The Tejano scene in Houston is as unpredictable as the Gulf Coast weather. One day a club is hot; the next day it's shuttered and silent. Hallabaloo's is the exception. Set in a gritty southeast neighborhood, the club has kept the Tejano fires burning in Houston for nearly ten years. Wednesday night is live Tejano night. Top acts like Bobby Pulido, Los Chamacos and Joe Lopez set couples twirling with their festive sounds. Tuck in your shirt and head inside to a world of starched jeans and heartfelt gritos emanating from under white Stetsons.
So Gabrielle Hale's Winedale Publishing isn't exactly new (she founded the press in 1996). But at the beginning, it looked like Winedale might be little more than an excuse to bring back into print the scattered remains of husband and Houston Chronicle columnist Leon Hale's oeuvre (some of which surely was penned at Hale's "old place" in Winedale, Texas). But as the years pass and Windedale's list grows, it becomes increasingly clear that Hale has larger ambitions for her small house. Yes, Leon's older work is happily back in print, alongside a new remembrance of foods past by the inventor, for better or worse, of the shopworn "Soupwich." But Winedale's list also now includes the novel Gabriel's Eye by SMU eminence C.W. Smith, and four fiction titles, including the new Drinking with the Cook, by the well-reviewed Laura Furman. Look for forthcoming titles by first-time Texas novelists Lynn Miller and former Press staff David Theis.
When All D. Freemon was looking for a venue to replace the vacuum in black comedy that followed the demise of the Jus' Jokin' club, he turned to the former BYOB discotheque founded by Houston NewsPages publisher Francis Page Sr. in '71. Though primarily an open mike for comedians of all stripes and colors, the Thunder Thursdays showcase has already landed such talent as blaxploitation icon Rudy Ray Moore (a.k.a. Dolemite) and Renaldo Ray of BET's Comicview to kick off the evening. Here's to keeping diversity in the local comedy scene.

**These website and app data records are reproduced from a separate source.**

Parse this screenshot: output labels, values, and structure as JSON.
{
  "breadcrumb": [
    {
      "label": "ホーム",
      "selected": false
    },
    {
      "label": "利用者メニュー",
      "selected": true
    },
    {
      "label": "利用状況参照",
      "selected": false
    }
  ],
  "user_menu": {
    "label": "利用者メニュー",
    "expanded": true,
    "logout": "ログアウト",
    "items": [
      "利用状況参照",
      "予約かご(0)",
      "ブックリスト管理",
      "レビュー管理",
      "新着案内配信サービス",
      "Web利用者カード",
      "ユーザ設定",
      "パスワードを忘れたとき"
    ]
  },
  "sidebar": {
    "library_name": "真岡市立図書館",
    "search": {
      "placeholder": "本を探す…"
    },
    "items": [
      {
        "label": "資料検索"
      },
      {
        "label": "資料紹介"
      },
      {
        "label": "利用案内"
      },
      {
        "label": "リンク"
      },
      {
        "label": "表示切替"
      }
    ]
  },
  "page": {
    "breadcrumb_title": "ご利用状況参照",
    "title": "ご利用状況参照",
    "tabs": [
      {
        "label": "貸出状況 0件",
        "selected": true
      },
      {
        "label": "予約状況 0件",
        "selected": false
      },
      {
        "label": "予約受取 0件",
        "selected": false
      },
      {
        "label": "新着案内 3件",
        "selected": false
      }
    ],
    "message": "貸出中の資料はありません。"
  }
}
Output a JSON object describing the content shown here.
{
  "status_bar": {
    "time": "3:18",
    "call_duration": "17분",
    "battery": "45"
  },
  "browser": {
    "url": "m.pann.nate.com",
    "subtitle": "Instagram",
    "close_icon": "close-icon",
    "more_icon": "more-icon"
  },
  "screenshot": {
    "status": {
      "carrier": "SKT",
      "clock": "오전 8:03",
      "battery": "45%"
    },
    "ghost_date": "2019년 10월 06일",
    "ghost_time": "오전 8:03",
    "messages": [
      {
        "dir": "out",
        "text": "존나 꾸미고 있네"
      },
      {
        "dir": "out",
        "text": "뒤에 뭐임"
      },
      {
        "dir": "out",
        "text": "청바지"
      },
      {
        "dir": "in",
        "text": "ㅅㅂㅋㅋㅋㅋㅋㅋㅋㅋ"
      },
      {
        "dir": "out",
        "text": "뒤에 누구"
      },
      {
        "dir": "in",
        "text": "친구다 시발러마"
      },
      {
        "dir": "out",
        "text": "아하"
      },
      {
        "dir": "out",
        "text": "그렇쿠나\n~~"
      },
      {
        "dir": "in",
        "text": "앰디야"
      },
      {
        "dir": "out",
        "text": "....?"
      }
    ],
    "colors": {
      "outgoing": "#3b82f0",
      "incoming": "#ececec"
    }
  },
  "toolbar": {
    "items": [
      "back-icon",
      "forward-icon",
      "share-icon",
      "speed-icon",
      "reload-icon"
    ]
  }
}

Mary Benton stands out in the KPRC-TV crowd as a tough, capable, "no frills just the story" reporter. She was omnipresent during the aftermath of the June 9 flood, holding court in knee-deep water clad in galoshes and wielding a cordless mike. A native of Harlingen, Benton earned a journalism degree from the University of Texas while specializing in government and political science. She started her professional TV career in the Central Texas market at KCEN-TV and later moved to KTBC-TV in Austin as education reporter. Since joining KPRC in 1994 she has provided a welcome face of professionalism at a station engulfed by Buzz Ladies, traffic reporters-turned-news anchors and flash-trash graphics. Benton is not the only member of her family to have a high profile in Houston. Her brother, Levi Benton, is a Republican district judge appointed by then-governor George W. Bush.